Georgia is described as ‘The Cradle of Wine’ with evidence of winemaking and drinking since ancient history. Most of the Dugladze family winery’s vines are nestled in the Kakheti valley in eastern Georgia. As well as wine, this area is home to rich Georgian family history with the habitations some of the eldest in the Caucasus region.
The vast rolling hills give way to an array of microclimates and terroir that bring lots of diversity. This means Kakheti can produce many styles even from the same grape variety. We have focused our new selection from Dugladze on three grapes: Rkatsiteli and Kisi white wines, and Saperavi red wines.
Joining our popular Tbilvino ‘Iveriuli’ Rkatsiteli, which is made in a more international and fruit-led style, is the Dugladze Tibaani AOC Qvevri Orange 2018, fermented in the ancient Qvevri method.
This fuller bodied style of 100% Rkatsiteli, a grape indigenous to Georgia, has aromas of dried fruits and hazelnut. It’s a distinctly orange colour, gained from the Qvevri fermentation whereby the grapes are pressed and fermented with stalks and all in clay pots, often buried in the ground. The fermenting liquid is kneaded a few times a day to extract flavour and gentle tannin.
The resulting wine is one full of character. Dried apple, sugared hazelnuts, melon and herbs combine with tannin and structure for a really satisfying Georgian wine. It’s a good pick with spicy curries like Madras, or go for a Moroccan lamb tagine for a really fab match.
Our other white wine addition comes from a premium range introduced by Dugladze in 2018 to celebrate its top Qvevri method wines. The first vintage of 100% Kisi orange wine was a sure-fire favourite for our buyer, Ben.
“It offers you an approachable, silky-smooth texture combined with intense aromas of candy peel, dried apricot, peach and apple. A marvellous orange wine,” says Ben.
Hand-harvested from Dugladze’s estate in Maghraani, the birthplace of the indigenous Kisi variety, it is one of our favourite Georgian wines.

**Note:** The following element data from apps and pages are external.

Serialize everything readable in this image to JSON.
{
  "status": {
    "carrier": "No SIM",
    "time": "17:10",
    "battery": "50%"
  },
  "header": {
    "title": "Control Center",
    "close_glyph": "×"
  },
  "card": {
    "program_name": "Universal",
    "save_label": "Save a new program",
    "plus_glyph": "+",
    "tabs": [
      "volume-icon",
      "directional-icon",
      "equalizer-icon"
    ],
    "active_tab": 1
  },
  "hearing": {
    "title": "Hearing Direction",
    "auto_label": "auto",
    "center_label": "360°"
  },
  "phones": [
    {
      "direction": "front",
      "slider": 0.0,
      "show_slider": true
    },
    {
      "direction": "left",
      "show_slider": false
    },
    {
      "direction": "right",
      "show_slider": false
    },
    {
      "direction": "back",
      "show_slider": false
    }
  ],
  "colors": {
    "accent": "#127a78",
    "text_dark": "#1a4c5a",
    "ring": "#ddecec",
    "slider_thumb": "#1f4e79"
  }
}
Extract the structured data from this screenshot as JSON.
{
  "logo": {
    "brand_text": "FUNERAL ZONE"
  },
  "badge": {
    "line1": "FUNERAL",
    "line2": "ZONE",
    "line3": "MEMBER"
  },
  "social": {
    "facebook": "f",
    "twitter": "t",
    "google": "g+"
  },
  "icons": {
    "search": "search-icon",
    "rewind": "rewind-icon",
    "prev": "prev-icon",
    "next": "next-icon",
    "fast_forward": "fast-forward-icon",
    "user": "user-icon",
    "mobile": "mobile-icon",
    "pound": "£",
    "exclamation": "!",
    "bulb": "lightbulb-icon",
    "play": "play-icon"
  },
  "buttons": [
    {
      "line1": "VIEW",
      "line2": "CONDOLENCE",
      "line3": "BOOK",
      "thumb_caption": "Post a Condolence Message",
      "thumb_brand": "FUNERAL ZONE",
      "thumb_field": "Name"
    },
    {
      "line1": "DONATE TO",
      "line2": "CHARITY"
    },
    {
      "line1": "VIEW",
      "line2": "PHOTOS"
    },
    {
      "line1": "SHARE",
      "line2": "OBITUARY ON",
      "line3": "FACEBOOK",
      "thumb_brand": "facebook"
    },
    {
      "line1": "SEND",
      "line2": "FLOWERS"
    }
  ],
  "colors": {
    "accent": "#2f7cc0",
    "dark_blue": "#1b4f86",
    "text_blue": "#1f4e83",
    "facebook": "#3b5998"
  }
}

Saperavi is Georgia’s most important, indigenous red grape. One of the rare teinturier grapes (where the flesh is red like its skins), Saperavi retains its acidity in much the way premium Sangiovese wines (think Chianti) do, giving the wine real freshness.
We’ve added three examples to join the Tbilvino ‘Iveriuli’ Saperavi, already a firm customer favourite.
The first arrives from the Mukuzani AOC, considered the benchmark AOC region for quality Saperavi. Bottled under the ‘Ranina’ label, it also offers great value for money at £13.49/btl. Here you get everything typical of great Saperavi: bright cherry notes, sweet spice and toasty oak influence. It spends 12 months in oak to develop complexity and it packs a lot of flavour for its price tag.
A step up, we have Dugladze Napareuli AOC Saperavi, sourced from vines growing around the historic winemaking village of Napareuli in the upper Alazani river valley. The wine’s fermented in stainless steel but undergoes maturation on lees for 15 days to develop rich berry flavours and meaty tannins. It’s then softened in French 300 litre oak barrels for a year, giving it notes of vanilla, toast and spice. The style will please any Shiraz fan. Enjoy with herby pork sausages and mustard mash.
Finally, also from Dugladze’s new premium range, we have their Qvevri Saperavi. Unlike the other new red wine additions, this isn’t aged in oak. Instead by using the traditional clay Qvevri vessels, you get a true purity of Saperavi. Super smooth (although do decant) with striking notes of dried berries and cocoa over earthy, savoury tones. The finish is long and shows you just how great Georgian fine wine can be. Pull the cork with ribeye steak and truffle chips or, if you’re vegetarian, a rich mushroom stew.
The winery for Dugladze was built in 1984 as one of the largest wine producing sites in the Soviet Union. After the fall of the USSR, the gifted businessman Dimitry Dugladze took over the site and helped to grow Georgia’s reputation in a quest for quality winemaking.
Dugladze Wine Company LLC was then founded by Dimitry’s sons in 2004, equipping the winery with modern technology from Italy and Germany. For the first time, the site’s wines were exported under the Dugladze family name. By 2013, they had moved into spirit-production by purchasing the Vartikhe Factory that had been producing Georgian brandies since 1908.